WORK REQUIRED. If a line in the data below holds the word "手游版权困境", copy it.

Stored data:
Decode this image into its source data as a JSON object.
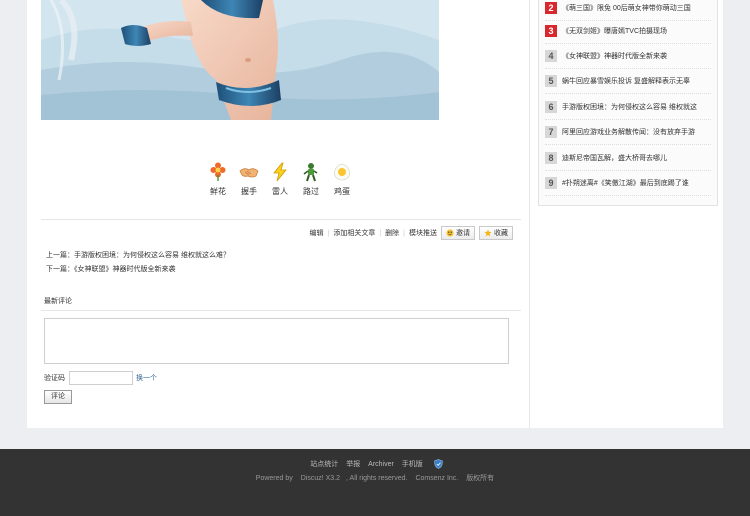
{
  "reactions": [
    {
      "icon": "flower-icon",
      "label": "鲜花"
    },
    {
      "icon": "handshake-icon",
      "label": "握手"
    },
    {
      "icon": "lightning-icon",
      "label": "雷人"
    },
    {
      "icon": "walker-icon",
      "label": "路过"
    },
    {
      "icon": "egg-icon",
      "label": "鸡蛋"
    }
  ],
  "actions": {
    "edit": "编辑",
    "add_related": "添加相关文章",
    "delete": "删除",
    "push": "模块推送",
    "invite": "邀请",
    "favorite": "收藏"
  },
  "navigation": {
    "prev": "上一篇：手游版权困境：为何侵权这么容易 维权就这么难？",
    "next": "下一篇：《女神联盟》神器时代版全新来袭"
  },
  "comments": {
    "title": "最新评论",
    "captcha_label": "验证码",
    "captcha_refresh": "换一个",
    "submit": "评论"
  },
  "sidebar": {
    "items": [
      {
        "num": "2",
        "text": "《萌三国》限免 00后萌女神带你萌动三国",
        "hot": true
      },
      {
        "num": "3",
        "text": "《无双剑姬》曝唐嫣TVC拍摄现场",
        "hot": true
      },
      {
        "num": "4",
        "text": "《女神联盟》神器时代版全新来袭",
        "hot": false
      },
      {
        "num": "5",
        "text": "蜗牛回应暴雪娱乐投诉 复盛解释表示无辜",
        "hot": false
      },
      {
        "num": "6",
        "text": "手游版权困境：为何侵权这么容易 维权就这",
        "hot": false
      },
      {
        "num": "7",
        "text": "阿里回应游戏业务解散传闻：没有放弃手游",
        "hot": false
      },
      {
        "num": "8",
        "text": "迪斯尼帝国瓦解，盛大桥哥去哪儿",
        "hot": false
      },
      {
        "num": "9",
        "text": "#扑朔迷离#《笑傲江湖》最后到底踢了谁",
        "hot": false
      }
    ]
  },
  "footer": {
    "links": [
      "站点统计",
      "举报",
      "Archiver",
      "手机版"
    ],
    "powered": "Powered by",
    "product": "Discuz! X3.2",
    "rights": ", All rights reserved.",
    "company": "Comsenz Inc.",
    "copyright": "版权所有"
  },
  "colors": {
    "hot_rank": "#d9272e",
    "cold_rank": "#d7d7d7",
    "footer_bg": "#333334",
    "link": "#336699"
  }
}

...

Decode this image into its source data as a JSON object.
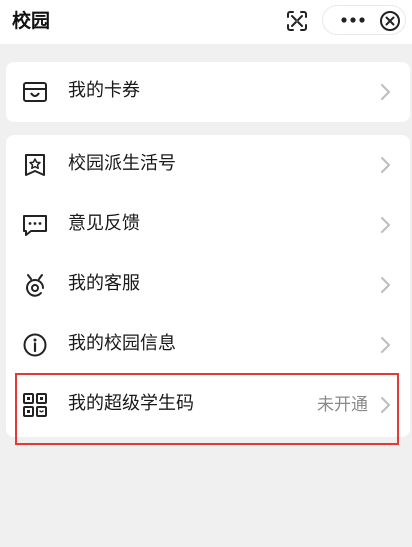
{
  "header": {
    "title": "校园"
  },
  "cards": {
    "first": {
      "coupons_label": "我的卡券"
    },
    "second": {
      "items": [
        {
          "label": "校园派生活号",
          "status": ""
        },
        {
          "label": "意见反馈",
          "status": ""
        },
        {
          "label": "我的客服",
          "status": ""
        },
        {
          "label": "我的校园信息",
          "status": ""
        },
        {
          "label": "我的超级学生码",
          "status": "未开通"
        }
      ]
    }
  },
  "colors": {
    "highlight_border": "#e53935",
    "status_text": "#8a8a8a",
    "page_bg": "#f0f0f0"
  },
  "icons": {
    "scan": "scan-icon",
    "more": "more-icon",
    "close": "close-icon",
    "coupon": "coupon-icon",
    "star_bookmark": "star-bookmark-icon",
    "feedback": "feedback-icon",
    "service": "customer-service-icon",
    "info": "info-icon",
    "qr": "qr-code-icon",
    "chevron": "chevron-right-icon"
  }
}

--

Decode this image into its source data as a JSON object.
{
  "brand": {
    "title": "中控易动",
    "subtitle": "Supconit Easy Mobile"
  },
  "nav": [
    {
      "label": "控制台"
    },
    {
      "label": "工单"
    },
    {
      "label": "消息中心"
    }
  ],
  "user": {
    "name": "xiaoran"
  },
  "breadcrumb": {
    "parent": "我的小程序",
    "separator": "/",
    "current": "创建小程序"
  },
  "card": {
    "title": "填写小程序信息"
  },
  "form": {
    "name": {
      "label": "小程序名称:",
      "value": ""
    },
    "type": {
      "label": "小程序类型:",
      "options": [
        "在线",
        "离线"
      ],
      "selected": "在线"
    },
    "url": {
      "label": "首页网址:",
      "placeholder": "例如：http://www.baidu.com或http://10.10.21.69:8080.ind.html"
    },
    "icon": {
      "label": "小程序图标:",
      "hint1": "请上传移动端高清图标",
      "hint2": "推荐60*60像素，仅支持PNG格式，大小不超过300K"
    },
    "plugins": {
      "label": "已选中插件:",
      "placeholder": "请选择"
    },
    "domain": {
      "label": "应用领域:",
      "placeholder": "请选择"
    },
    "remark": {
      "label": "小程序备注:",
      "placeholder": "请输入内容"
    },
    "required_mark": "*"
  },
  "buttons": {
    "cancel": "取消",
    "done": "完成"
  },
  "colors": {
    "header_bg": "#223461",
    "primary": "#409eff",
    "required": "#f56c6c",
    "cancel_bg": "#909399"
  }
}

OUTPUT OF THE TASK.
    "prev": "上一篇：手游版权困境：为何侵权这么容易 维权就这么难？",
        "text": "手游版权困境：为何侵权这么容易 维权就这",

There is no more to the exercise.